  • $\begingroup$ @S.H.W: Increasing the order of the FIR filter makes the transitions steeper. I don't understand what you mean by "the magnitude of attenuation is much less than FIR". The attenuation at the notch frequency is infinite in both cases because you have a zero in the frequency response at that frequency. If you know the noise frequency, both FIR and IIR filters can completely cancel the noise - assuming that it's a sinusoid - if you place a zero at the exact frequency of the interference. $\endgroup$ – Matt L. Jul 27 at 20:38
  • $\begingroup$ Could you elaborate on the reason for steeper transitions when the order is increased, please? Oh, you're right. I misunderstood the frequency responses that are in dB unit. There is an asymptote at the notch frequency when the magnitude of the frequency response is expressed in dB, right? $\endgroup$ – S.H.W Jul 27 at 21:10
  • $\begingroup$ @S.H.W: A higher filter order means more coefficients, i.e., more degrees of freedom to improve the approximation. It's just like approximating some function with a polynomial: a higher polynomial order will generally result in a better approximation than a low order. $\endgroup$ – Matt L. Jul 28 at 9:42
  • $\begingroup$ I see. Thank you so much. $\endgroup$ – S.H.W Jul 28 at 19:08
3
$\begingroup$

Is this because of poles?

Yes. A steep drop or rise in a filter's frequency-domain response can only be achieved with a filter that has a long memory. In a FIR filter, this long memory can only come from, well, being long. In IIR filter, this long memory can come from having poles that are close to the unit circle.

| improve this answer | |
$\endgroup$
  • $\begingroup$ Why a steep drop or rise in a filter's frequency-domain response is related to the long memory? Also what's the mathematical definition of the filter's memory? $\endgroup$ – S.H.W Jul 27 at 21:15
  • $\begingroup$ The question about steep skirts and long memory is a question that should be posted separately -- it's too big to handle in a comment. It's probably been asked and answered already, but I couldn't find one (but then, my Google Fu is poor). Within the context of a comment -- it just is (sorry). $\endgroup$ – TimWescott Jul 28 at 2:49
  • $\begingroup$ The "memory" comment was a bit vague, but more or less it's the filter's settling time, i.e. the amount of time it takes to completely or mostly settle out from an impulse (because an IIR filter will never completely settle out). $\endgroup$ – TimWescott Jul 28 at 2:51
  • $\begingroup$ Okay, thanks. So you mean poles near the unit circle increase the settling time of the impulse response? $\endgroup$ – S.H.W Jul 28 at 4:41
  • $\begingroup$ Yes -- and that's a basic fact about working in the z domain that you really should verify for yourself with pencil and paper, just to gain the mathematical chops you need. $\endgroup$ – TimWescott Jul 28 at 15:28

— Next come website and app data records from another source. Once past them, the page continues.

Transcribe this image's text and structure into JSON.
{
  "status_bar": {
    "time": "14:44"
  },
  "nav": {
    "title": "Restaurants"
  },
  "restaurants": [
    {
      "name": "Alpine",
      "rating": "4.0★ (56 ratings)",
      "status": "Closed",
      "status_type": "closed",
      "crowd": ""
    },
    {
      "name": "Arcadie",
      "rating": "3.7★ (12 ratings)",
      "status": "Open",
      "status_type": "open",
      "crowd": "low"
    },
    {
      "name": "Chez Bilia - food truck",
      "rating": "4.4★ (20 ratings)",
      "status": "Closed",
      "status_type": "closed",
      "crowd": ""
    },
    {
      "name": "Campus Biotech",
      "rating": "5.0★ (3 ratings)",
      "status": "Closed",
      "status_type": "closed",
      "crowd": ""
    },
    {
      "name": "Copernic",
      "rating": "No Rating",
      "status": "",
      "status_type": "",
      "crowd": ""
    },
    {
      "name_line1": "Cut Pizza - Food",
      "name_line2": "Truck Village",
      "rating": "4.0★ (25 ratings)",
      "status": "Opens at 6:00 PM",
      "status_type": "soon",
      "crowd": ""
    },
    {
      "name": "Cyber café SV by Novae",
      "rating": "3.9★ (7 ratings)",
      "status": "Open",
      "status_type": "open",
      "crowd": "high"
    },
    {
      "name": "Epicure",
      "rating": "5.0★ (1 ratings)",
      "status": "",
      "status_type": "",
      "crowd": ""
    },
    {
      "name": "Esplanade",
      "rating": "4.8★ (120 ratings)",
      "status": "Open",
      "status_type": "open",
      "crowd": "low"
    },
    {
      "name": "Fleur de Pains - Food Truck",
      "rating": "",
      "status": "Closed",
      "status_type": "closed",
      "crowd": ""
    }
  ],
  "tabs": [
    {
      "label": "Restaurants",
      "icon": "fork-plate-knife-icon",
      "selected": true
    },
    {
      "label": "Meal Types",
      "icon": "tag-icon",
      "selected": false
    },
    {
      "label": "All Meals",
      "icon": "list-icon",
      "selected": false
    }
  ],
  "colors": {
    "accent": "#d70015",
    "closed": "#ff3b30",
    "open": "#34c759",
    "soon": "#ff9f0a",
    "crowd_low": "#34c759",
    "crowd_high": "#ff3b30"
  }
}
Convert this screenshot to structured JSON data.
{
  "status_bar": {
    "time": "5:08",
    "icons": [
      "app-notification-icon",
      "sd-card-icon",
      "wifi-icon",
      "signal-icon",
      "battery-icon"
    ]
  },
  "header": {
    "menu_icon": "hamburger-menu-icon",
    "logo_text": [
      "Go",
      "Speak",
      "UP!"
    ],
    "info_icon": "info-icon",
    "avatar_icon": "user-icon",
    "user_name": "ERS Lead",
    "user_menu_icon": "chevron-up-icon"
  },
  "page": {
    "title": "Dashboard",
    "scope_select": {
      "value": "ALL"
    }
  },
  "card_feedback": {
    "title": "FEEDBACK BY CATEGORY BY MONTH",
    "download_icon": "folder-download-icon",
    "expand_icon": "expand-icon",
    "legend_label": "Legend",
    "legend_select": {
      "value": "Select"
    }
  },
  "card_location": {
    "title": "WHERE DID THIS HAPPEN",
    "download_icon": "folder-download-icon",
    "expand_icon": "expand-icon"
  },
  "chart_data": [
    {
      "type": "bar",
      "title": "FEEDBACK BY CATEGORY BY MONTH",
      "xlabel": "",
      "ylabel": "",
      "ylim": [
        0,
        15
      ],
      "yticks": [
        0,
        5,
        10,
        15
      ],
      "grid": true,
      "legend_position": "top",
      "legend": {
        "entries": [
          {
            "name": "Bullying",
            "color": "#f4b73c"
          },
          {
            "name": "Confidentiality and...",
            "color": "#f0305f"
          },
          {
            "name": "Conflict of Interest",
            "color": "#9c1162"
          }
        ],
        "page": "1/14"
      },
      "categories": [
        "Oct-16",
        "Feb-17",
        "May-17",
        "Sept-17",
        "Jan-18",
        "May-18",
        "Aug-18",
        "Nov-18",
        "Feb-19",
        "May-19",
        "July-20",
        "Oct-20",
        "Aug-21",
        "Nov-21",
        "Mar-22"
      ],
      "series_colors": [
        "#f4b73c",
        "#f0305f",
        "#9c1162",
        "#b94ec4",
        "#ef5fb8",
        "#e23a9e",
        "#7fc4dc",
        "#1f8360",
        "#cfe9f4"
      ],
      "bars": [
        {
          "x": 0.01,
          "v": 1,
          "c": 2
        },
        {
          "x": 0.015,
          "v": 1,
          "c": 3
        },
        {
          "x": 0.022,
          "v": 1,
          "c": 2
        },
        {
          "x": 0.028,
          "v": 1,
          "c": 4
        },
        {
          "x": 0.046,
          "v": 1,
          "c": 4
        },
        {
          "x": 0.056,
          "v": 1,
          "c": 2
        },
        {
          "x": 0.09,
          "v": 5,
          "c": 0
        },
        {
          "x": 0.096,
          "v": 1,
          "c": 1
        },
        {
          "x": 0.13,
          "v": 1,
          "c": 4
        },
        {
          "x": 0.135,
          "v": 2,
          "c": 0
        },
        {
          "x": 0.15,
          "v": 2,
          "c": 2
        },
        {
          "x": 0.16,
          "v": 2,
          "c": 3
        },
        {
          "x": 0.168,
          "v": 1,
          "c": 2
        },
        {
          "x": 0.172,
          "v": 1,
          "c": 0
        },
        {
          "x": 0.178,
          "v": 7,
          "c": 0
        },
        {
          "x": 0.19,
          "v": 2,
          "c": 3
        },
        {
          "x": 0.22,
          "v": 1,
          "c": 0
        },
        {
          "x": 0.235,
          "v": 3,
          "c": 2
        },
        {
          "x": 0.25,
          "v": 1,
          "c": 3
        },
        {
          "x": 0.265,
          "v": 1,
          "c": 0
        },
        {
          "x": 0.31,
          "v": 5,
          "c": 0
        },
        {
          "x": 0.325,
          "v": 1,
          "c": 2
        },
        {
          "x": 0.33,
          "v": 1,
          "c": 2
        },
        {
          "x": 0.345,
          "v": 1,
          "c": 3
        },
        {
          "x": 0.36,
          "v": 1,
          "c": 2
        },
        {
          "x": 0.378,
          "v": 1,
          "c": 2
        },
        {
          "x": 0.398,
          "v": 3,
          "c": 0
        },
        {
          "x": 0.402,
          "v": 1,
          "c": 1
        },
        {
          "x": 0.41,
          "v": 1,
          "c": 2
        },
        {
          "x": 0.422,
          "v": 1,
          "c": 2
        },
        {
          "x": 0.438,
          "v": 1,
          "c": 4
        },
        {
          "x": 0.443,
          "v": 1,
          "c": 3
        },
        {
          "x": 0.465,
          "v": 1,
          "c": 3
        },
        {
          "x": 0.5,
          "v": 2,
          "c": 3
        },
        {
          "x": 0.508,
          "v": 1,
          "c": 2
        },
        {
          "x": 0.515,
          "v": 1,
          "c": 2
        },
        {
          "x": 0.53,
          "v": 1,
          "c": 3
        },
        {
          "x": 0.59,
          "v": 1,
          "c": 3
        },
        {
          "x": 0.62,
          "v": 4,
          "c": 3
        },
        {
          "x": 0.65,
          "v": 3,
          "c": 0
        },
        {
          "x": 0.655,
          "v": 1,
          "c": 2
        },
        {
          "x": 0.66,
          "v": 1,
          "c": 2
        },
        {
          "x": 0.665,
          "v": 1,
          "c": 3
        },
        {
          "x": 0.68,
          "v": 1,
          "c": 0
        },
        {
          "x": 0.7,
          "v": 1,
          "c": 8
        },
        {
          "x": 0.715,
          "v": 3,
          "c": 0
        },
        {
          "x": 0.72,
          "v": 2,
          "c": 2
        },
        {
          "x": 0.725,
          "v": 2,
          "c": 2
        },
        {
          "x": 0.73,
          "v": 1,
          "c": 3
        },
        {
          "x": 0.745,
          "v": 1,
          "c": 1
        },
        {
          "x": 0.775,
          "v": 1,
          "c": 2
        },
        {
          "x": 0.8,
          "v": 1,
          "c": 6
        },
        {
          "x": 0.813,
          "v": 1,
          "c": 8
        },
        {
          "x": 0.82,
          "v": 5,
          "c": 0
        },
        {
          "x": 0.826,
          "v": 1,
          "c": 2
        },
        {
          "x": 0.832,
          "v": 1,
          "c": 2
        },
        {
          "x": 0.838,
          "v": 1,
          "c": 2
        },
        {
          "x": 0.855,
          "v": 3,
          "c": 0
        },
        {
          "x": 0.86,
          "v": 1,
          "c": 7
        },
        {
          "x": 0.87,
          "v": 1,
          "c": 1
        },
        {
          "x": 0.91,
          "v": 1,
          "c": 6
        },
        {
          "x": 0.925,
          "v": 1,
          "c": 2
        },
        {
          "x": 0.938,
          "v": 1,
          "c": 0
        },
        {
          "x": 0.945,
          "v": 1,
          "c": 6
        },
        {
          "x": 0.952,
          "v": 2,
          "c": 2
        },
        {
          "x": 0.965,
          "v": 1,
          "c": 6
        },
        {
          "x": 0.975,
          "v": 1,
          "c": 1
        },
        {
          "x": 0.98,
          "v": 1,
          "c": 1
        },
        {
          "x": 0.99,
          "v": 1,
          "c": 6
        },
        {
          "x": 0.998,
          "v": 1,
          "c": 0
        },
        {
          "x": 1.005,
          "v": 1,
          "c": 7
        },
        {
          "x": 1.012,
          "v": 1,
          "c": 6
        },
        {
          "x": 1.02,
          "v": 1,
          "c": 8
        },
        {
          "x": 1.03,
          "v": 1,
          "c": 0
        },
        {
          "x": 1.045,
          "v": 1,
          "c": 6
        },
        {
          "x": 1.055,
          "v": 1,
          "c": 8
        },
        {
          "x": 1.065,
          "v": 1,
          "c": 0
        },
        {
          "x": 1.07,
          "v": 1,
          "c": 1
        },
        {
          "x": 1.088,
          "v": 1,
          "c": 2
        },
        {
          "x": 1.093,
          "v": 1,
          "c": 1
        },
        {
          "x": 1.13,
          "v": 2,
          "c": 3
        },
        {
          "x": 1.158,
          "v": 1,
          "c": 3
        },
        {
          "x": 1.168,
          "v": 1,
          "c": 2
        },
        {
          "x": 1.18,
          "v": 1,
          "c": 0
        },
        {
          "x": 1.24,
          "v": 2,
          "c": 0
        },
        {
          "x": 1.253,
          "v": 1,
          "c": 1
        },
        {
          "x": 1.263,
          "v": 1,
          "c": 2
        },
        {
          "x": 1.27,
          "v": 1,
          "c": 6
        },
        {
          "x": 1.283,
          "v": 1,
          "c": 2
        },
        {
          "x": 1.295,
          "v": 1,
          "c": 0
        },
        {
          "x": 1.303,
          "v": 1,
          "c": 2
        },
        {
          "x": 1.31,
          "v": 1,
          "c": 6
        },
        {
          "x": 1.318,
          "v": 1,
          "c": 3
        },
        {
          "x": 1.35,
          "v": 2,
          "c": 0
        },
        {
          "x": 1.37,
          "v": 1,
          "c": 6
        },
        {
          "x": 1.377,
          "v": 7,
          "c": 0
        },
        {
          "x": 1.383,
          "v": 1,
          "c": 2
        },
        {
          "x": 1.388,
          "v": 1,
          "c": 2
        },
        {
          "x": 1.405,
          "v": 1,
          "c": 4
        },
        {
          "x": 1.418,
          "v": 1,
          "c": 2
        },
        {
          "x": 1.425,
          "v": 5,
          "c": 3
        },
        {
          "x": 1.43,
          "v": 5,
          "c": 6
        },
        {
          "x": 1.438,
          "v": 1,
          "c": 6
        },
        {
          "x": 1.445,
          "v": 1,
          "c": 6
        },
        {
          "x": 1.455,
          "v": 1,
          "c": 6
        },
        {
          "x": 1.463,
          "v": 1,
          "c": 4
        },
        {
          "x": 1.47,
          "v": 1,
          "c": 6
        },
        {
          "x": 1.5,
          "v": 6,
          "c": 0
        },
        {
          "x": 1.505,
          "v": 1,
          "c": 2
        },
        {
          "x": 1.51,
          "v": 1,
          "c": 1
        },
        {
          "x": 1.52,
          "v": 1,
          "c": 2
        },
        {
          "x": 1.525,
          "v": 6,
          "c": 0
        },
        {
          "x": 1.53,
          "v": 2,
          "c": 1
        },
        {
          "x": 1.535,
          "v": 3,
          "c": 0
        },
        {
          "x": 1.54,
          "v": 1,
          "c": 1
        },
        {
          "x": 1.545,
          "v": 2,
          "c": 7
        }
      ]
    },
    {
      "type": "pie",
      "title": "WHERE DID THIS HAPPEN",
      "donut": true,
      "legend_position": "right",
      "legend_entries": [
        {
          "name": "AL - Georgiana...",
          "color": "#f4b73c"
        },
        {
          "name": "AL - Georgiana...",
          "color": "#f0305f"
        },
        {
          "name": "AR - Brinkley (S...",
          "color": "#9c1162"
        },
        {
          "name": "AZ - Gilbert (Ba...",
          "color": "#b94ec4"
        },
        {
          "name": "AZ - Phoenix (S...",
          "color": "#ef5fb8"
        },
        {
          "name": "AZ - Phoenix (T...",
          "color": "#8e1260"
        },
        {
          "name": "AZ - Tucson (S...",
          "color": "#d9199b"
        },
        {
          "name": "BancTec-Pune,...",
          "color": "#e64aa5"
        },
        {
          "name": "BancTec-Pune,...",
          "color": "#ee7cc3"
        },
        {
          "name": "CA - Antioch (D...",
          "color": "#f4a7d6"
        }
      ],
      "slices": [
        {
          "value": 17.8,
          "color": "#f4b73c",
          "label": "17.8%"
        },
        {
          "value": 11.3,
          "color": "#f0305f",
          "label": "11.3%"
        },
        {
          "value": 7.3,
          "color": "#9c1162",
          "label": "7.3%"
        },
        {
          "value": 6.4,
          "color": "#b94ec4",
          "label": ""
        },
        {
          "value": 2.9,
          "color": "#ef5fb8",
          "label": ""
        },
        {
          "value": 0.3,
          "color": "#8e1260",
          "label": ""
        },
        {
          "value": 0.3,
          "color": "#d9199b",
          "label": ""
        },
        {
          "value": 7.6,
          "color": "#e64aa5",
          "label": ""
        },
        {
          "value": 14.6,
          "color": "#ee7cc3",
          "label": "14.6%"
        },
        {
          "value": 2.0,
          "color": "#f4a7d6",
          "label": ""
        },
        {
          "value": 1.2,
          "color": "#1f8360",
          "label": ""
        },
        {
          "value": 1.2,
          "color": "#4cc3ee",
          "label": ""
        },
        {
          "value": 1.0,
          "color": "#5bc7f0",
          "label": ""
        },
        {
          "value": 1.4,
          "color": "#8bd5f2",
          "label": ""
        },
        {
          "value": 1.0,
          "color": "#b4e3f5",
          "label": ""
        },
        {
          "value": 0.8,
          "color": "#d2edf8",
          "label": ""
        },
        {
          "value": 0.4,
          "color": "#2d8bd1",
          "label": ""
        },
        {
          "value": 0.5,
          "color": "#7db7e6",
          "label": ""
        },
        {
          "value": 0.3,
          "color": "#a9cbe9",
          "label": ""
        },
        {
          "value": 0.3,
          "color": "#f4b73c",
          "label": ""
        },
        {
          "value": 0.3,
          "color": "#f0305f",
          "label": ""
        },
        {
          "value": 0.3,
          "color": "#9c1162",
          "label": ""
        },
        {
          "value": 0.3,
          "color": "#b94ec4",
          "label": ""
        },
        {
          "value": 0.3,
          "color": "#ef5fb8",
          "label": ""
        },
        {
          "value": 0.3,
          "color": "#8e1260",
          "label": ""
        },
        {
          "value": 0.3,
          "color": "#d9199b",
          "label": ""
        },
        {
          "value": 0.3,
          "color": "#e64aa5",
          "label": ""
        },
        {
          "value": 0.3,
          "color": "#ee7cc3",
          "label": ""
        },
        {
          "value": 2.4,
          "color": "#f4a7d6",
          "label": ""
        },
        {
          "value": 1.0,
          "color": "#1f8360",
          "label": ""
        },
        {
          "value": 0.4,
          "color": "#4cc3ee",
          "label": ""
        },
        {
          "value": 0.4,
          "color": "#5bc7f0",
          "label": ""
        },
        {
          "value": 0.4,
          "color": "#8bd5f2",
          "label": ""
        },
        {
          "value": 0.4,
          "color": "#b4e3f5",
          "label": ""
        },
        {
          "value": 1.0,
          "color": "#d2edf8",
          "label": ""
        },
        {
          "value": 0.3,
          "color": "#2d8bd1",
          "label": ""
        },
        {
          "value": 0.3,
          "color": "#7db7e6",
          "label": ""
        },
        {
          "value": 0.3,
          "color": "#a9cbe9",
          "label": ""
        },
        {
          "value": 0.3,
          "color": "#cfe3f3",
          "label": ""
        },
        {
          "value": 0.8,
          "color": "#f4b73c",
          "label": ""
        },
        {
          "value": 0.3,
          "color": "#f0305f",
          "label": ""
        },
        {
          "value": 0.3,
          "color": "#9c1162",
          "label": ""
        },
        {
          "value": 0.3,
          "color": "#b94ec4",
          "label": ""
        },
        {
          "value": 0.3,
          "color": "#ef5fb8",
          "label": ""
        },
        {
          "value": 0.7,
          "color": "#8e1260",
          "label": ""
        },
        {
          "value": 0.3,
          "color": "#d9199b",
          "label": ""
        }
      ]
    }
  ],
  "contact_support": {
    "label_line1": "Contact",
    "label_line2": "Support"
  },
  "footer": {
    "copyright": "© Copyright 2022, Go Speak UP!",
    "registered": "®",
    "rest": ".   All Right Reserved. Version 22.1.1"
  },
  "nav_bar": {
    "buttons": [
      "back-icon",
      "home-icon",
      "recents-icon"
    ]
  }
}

Your Answer

By clicking “Post Your Answer”, you agree to our terms of service, privacy policy and cookie policy

Not the answer you're looking for? Browse other questions tagged or ask your own question.